Canada Goose is known for making incredibly warm jackets. The associations are right there in the brand name. The Chilliwack isn't the warmest jacket they make, but it is still warmer than the most insulating products from some other companies. The Chilliwack is what we'd call a warm "all-around" winter jacket. For even the coldest climates, the Chilliwack Bomber is as insulating as you'll need for walking between transit modes and while taking the dog out to pee.
The Best Buy The North Face McMurdo III Parka has a similar insulation thickness as the Chilliwack, but the cut of the McMurdo extends lower. Overall, therefore, we grant the McMurdo a slightly higher warmth score. The Chilliwack is warmer than most of the jackets we tested.
Canada Goose has made the Chilliwack protective enough. Incidentally, "Chilliwack" is a Canadian suburb of Vancouver, British Columbia. The external fabric is waterproof and thick. However, the plethora of seams and pockets, along with the fur-rimmed hood make it inappropriate for the wettest of conditions. Water will get through the seams and mat the fur. A jacket this warm is better suited to the coldest conditions anyway. Conditions in which liquid water is a distant proposition.
Our review team delivered a mixed bag of feedback on the comfort of the Chilliwack Bomber jacket. The short-torsoed design was the polarizing feature. Long torso testers found the jacket to ride up and leave room for drafts. Others just didn't like the shortcut. A select few, though, liked the unencumbered design of the "bomber" cut. Especially for sitting down in, the shortcut is less confining than a longer design.
The possible features of a winter jacket include the pocket selection, hood, and associated adjustments, wrist closures, and other protective measures. With these, the Chilliwack is pretty well equipped. First, there are abundant pockets. The cuffs of the Chilliwack are simple stretchy knit cuffs. They keep the warm in and are comfortable.
The Chilliwack Bomber is the most uniquely styled jacket we tested. The pilot "bomber" style is bold and stands out. Universally, the feedback we got was strong. Some liked it while others certainly did not. No one was ambivalent about this Canada Goose product. The only other jacket that elicited such impassioned feedback was the Editors' Choice Arc'teryx Camosun Parka. One observer stated about the Camosun, "whoa, isn't that classy." All others found the Camosun neutral in styling.

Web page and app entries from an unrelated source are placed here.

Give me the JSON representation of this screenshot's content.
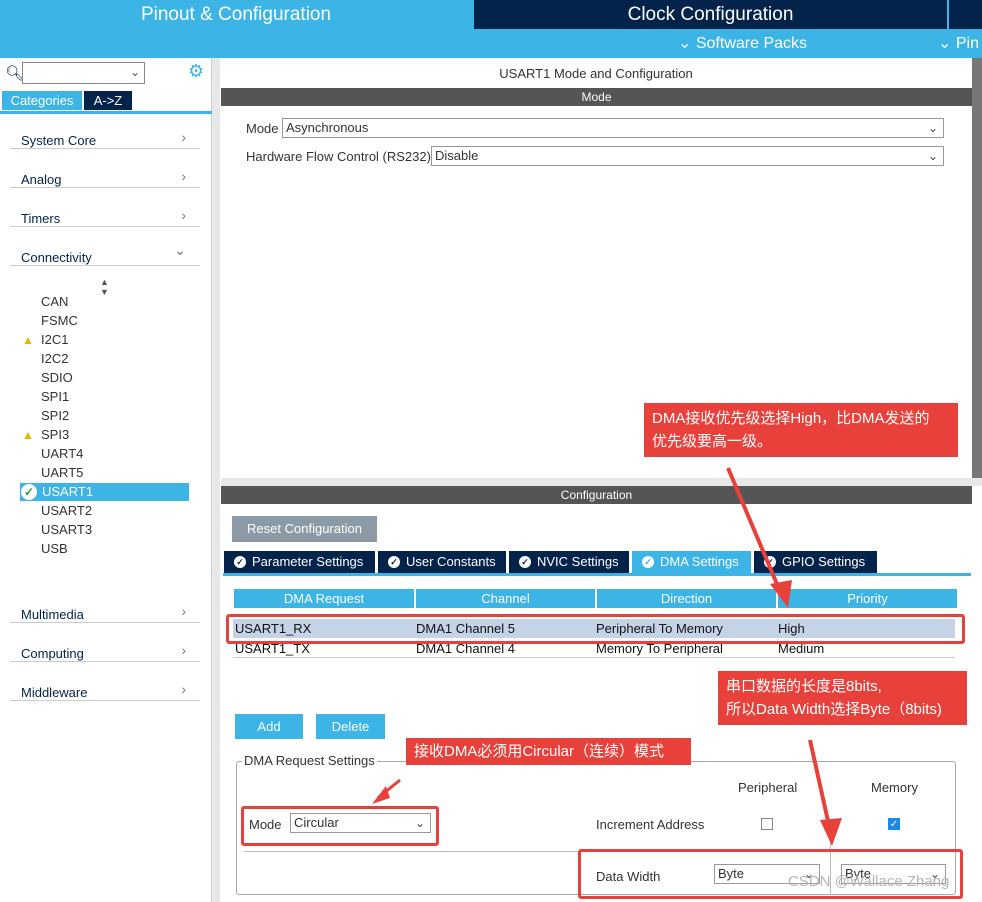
{
  "top_tabs": {
    "pinout": "Pinout & Configuration",
    "clock": "Clock Configuration",
    "software_packs": "Software Packs",
    "pinout_short": "Pin"
  },
  "sidebar": {
    "tabs": [
      "Categories",
      "A->Z"
    ],
    "categories": [
      {
        "label": "System Core",
        "arrow": "›"
      },
      {
        "label": "Analog",
        "arrow": "›"
      },
      {
        "label": "Timers",
        "arrow": "›"
      },
      {
        "label": "Connectivity",
        "arrow": "⌄"
      },
      {
        "label": "Multimedia",
        "arrow": "›"
      },
      {
        "label": "Computing",
        "arrow": "›"
      },
      {
        "label": "Middleware",
        "arrow": "›"
      }
    ],
    "peripherals": [
      "CAN",
      "FSMC",
      "I2C1",
      "I2C2",
      "SDIO",
      "SPI1",
      "SPI2",
      "SPI3",
      "UART4",
      "UART5",
      "USART1",
      "USART2",
      "USART3",
      "USB"
    ],
    "selected": "USART1"
  },
  "mode": {
    "title": "USART1 Mode and Configuration",
    "section": "Mode",
    "mode_label": "Mode",
    "mode_value": "Asynchronous",
    "hfc_label": "Hardware Flow Control (RS232)",
    "hfc_value": "Disable"
  },
  "configuration": {
    "section": "Configuration",
    "reset_label": "Reset Configuration",
    "tabs": [
      "Parameter Settings",
      "User Constants",
      "NVIC Settings",
      "DMA Settings",
      "GPIO Settings"
    ],
    "active_tab": "DMA Settings",
    "table": {
      "headers": [
        "DMA Request",
        "Channel",
        "Direction",
        "Priority"
      ],
      "rows": [
        [
          "USART1_RX",
          "DMA1 Channel 5",
          "Peripheral To Memory",
          "High"
        ],
        [
          "USART1_TX",
          "DMA1 Channel 4",
          "Memory To Peripheral",
          "Medium"
        ]
      ]
    },
    "add_label": "Add",
    "delete_label": "Delete",
    "request_settings": {
      "legend": "DMA Request Settings",
      "peripheral_label": "Peripheral",
      "memory_label": "Memory",
      "mode_label": "Mode",
      "mode_value": "Circular",
      "increment_label": "Increment Address",
      "peripheral_increment": false,
      "memory_increment": true,
      "data_width_label": "Data Width",
      "data_width_peripheral": "Byte",
      "data_width_memory": "Byte"
    }
  },
  "annotations": {
    "priority_line1": "DMA接收优先级选择High，比DMA发送的",
    "priority_line2": "优先级要高一级。",
    "width_line1": "串口数据的长度是8bits,",
    "width_line2": "所以Data Width选择Byte（8bits)",
    "circular": "接收DMA必须用Circular（连续）模式"
  },
  "watermark": "CSDN @Wallace Zhang",
  "colors": {
    "accent": "#3cb4e6",
    "dark": "#03234b",
    "annotation": "#e8413b",
    "section_bar": "#555555"
  }
}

This is a durable jacket. The rugged construction and down insulation could last a lifetime. Unless you are crawling into the engine cowling of a bomber for cold weather repairs, you are unlikely to exert enough force on the Chilliwack Bomber to generate more than superficial wear.
Canada Goose jackets are expensive. There is no way around this fact. It is rare in our OutdoorGearLab reviews that a product exceeds the price of Arc'teryx's offering. Canada Goose does it. Though you get impeccable construction, super-durability, top-notch materials, and high-end performance for the price, we cannot in good conscience call the Canada Goose Chilliwack a "value" choice. This is a luxury item.
We dig the Canada Goose Chilliwack Bomber. Our testers were polarized on the style and fit, but no one could refute the warmth and durability. Weather protection is compromised, but you won't use this much in wet climates anyway. The price is absurdly high, but if it tickles your fancy, you're likely to look straight past that number.
— Jediah Porter